-- Directions --
The string "icon" may appear in lines of the listing. Report each line where it does.

-- Input data --
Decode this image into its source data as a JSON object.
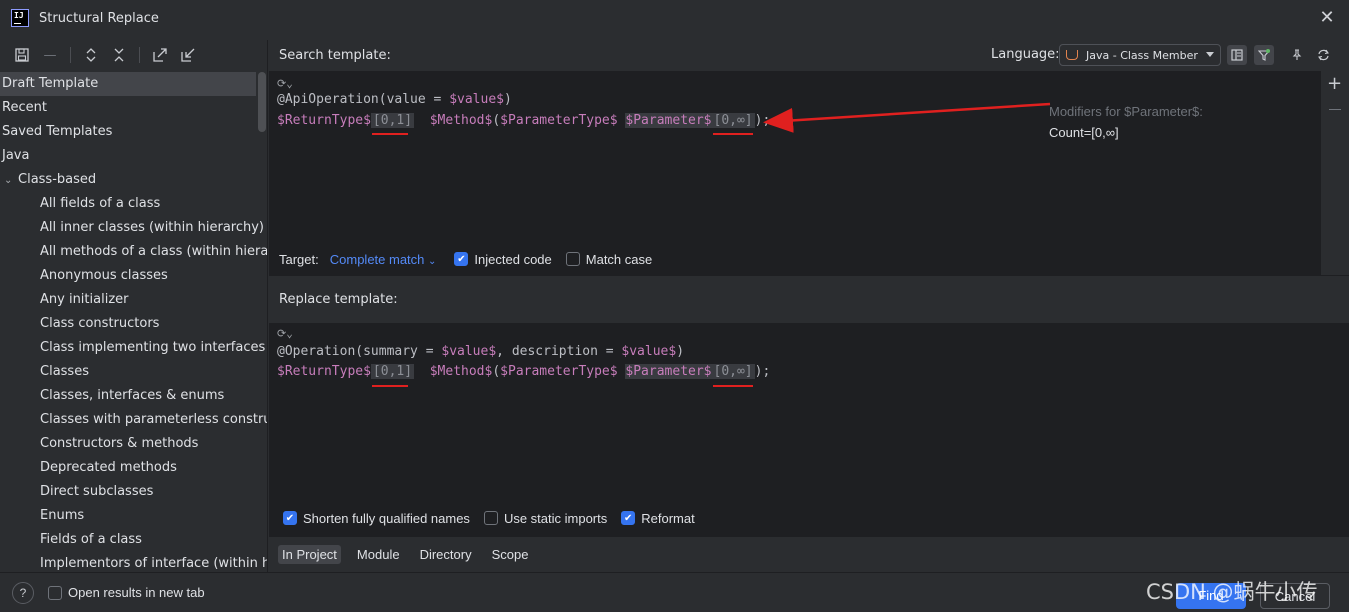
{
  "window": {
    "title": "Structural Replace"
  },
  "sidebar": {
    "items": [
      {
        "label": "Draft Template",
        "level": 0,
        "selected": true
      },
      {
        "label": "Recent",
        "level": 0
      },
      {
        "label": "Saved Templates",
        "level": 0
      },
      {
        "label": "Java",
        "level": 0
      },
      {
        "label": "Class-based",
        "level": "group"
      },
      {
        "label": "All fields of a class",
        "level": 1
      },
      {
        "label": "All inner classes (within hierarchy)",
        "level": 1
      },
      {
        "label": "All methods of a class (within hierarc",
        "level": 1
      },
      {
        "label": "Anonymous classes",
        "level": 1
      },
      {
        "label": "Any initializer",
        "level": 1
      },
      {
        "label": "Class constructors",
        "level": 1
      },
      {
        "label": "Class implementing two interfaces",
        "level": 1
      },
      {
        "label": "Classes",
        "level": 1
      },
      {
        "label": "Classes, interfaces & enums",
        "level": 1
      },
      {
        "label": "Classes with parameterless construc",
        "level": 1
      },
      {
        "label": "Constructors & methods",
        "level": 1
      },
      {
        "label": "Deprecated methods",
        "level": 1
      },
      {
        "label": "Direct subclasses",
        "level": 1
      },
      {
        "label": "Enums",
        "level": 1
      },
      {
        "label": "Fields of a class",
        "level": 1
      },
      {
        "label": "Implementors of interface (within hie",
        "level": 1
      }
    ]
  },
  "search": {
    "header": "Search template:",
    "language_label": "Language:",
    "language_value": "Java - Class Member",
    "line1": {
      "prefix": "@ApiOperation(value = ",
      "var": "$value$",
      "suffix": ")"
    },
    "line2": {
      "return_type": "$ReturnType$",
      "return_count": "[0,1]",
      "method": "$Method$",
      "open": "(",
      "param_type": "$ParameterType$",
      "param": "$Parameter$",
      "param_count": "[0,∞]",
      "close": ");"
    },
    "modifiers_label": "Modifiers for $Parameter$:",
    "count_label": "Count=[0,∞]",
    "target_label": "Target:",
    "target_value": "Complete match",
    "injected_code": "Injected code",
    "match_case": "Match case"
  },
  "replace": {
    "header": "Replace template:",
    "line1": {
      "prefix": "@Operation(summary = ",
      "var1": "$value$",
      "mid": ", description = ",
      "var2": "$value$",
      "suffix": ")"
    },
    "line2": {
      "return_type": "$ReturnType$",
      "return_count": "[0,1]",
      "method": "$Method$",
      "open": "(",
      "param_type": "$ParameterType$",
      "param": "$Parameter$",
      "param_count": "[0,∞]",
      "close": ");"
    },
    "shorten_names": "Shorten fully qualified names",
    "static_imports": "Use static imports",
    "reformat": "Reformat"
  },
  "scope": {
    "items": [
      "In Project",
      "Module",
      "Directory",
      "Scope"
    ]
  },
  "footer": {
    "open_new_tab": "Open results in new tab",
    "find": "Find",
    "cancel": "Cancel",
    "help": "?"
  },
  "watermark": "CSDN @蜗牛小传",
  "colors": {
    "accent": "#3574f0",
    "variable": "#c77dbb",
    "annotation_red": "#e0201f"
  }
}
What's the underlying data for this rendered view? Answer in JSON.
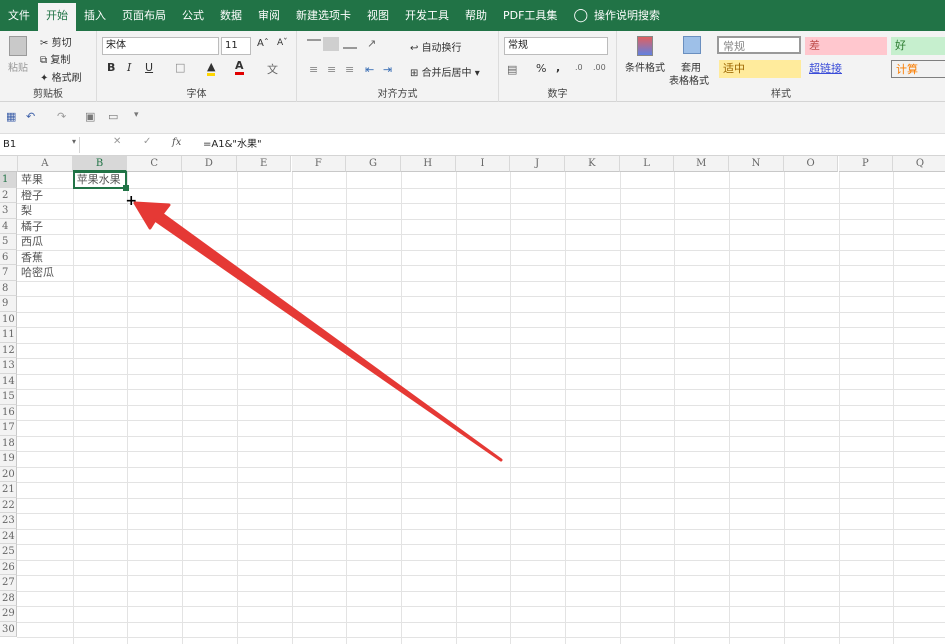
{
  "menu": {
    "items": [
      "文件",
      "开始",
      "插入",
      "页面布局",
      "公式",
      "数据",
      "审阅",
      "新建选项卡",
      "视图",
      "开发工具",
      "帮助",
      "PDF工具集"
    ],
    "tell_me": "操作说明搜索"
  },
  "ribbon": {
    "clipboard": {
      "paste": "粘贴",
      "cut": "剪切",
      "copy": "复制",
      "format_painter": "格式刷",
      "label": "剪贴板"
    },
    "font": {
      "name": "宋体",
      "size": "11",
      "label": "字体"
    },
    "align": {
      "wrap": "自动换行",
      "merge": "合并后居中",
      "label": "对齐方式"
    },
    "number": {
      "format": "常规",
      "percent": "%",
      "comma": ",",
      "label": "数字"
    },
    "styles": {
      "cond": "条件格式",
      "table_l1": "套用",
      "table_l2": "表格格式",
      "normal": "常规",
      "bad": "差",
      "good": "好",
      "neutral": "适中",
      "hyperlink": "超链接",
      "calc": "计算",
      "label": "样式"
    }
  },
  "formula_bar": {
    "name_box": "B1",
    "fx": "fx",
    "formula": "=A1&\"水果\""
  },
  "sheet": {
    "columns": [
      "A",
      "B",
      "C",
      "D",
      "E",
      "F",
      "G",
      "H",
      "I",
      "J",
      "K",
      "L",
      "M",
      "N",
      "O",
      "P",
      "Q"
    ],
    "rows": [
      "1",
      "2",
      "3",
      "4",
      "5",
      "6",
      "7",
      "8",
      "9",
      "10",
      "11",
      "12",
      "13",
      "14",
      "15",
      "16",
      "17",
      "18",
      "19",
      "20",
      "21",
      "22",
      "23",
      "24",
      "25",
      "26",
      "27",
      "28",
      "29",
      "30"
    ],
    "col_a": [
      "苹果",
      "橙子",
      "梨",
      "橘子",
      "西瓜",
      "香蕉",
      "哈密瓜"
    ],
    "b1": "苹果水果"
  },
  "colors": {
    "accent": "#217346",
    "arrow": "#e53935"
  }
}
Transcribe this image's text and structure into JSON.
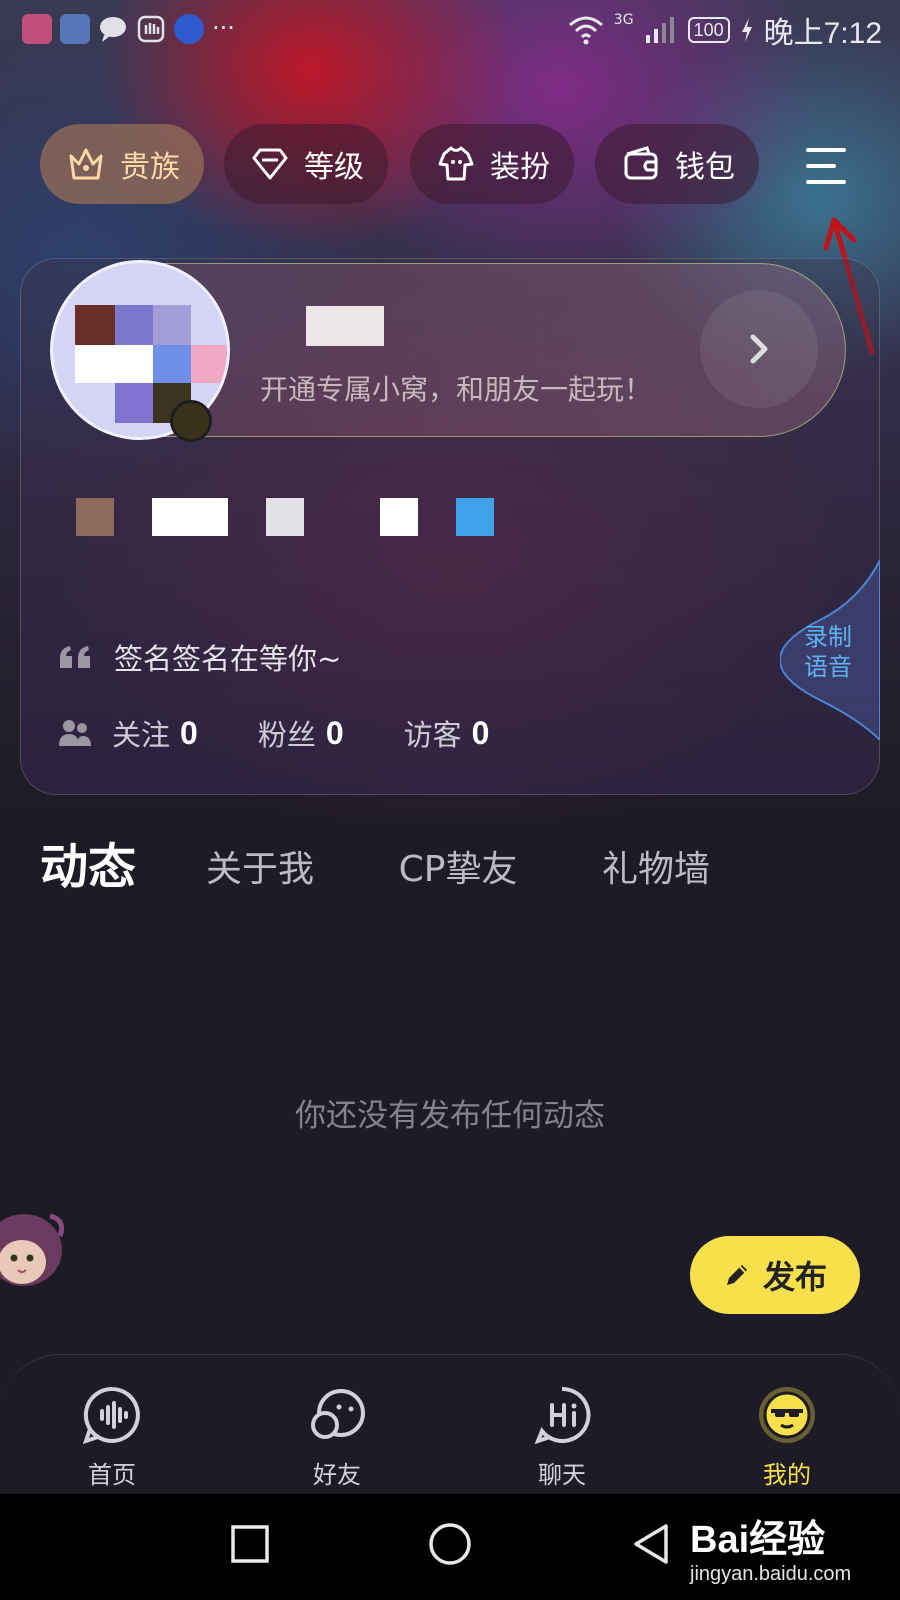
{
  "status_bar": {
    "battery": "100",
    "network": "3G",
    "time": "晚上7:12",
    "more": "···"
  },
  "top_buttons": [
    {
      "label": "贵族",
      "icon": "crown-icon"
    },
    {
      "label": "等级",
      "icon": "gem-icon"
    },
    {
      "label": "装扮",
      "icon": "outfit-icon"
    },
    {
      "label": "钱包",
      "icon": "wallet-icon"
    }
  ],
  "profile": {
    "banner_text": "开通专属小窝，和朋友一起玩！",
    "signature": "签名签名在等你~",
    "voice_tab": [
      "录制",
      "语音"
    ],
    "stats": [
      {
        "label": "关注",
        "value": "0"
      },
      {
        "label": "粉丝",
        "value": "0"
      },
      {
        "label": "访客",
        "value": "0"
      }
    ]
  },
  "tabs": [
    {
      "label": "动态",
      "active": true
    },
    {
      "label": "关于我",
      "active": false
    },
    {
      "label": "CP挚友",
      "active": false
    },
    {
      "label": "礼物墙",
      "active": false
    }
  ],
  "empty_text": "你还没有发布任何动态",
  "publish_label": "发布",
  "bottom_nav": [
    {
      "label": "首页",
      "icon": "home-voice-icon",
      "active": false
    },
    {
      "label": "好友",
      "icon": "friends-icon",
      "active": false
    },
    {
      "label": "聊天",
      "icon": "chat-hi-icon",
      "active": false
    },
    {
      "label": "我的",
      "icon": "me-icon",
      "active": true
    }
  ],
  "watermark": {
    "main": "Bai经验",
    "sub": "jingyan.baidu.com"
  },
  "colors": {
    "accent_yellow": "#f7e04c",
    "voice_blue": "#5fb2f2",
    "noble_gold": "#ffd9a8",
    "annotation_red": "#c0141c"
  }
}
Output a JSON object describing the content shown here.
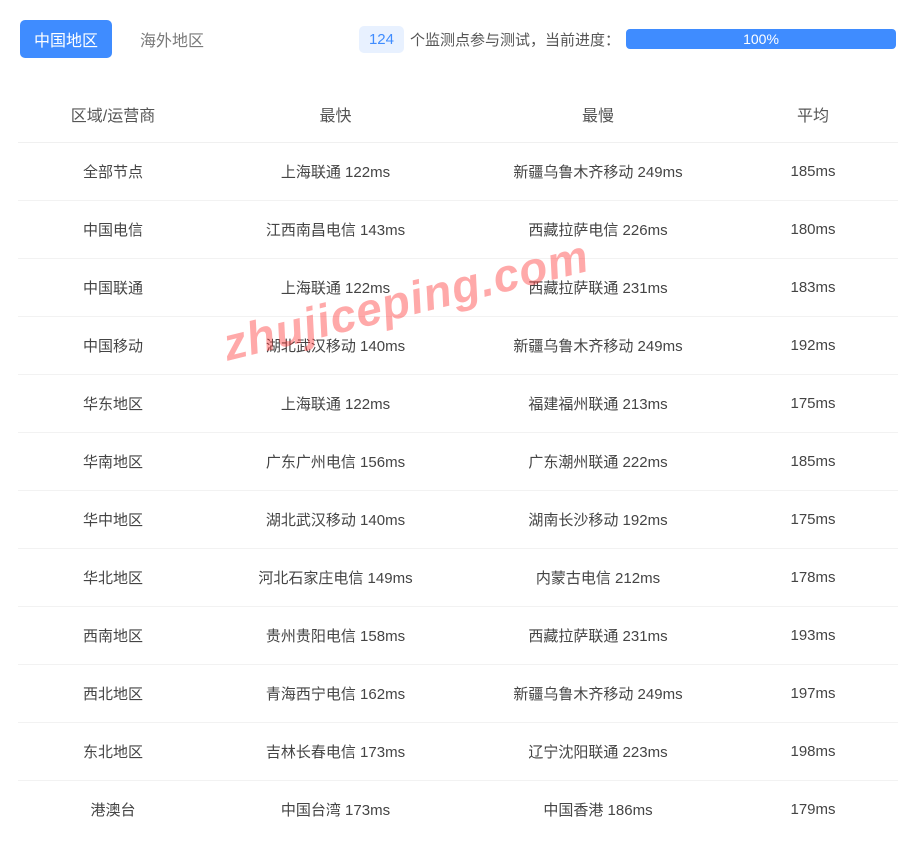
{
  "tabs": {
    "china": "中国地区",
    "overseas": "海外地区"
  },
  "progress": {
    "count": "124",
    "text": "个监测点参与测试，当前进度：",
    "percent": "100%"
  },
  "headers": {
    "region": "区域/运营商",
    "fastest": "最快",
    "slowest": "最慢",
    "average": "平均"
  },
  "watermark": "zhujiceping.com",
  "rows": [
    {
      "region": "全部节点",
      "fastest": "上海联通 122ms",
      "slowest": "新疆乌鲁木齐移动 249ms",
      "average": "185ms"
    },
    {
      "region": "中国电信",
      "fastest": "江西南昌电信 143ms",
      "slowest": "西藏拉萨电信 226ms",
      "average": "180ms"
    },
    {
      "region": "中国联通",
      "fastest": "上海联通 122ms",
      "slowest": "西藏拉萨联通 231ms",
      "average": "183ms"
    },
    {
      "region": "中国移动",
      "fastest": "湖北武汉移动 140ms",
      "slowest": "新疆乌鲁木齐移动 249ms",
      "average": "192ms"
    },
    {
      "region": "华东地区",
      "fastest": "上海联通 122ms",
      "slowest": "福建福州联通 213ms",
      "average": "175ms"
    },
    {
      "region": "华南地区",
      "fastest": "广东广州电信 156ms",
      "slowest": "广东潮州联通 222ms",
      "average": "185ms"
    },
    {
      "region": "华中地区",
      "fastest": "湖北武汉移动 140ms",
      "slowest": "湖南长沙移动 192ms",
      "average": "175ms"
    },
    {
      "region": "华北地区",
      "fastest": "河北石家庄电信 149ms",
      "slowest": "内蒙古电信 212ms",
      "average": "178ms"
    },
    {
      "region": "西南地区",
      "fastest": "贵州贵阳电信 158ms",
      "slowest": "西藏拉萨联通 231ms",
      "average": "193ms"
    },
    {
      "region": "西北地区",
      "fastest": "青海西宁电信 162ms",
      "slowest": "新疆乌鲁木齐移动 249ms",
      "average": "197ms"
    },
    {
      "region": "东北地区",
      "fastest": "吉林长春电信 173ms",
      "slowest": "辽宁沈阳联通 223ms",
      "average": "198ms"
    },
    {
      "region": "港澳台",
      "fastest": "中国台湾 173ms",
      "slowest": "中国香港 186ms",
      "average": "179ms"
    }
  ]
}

-- Result for this exercise --
      "icon": "crown-icon"
      "icon": "gem-icon"
      "icon": "outfit-icon"
      "icon": "wallet-icon"
      "icon": "home-voice-icon",
      "icon": "friends-icon",
      "icon": "chat-hi-icon",
      "icon": "me-icon",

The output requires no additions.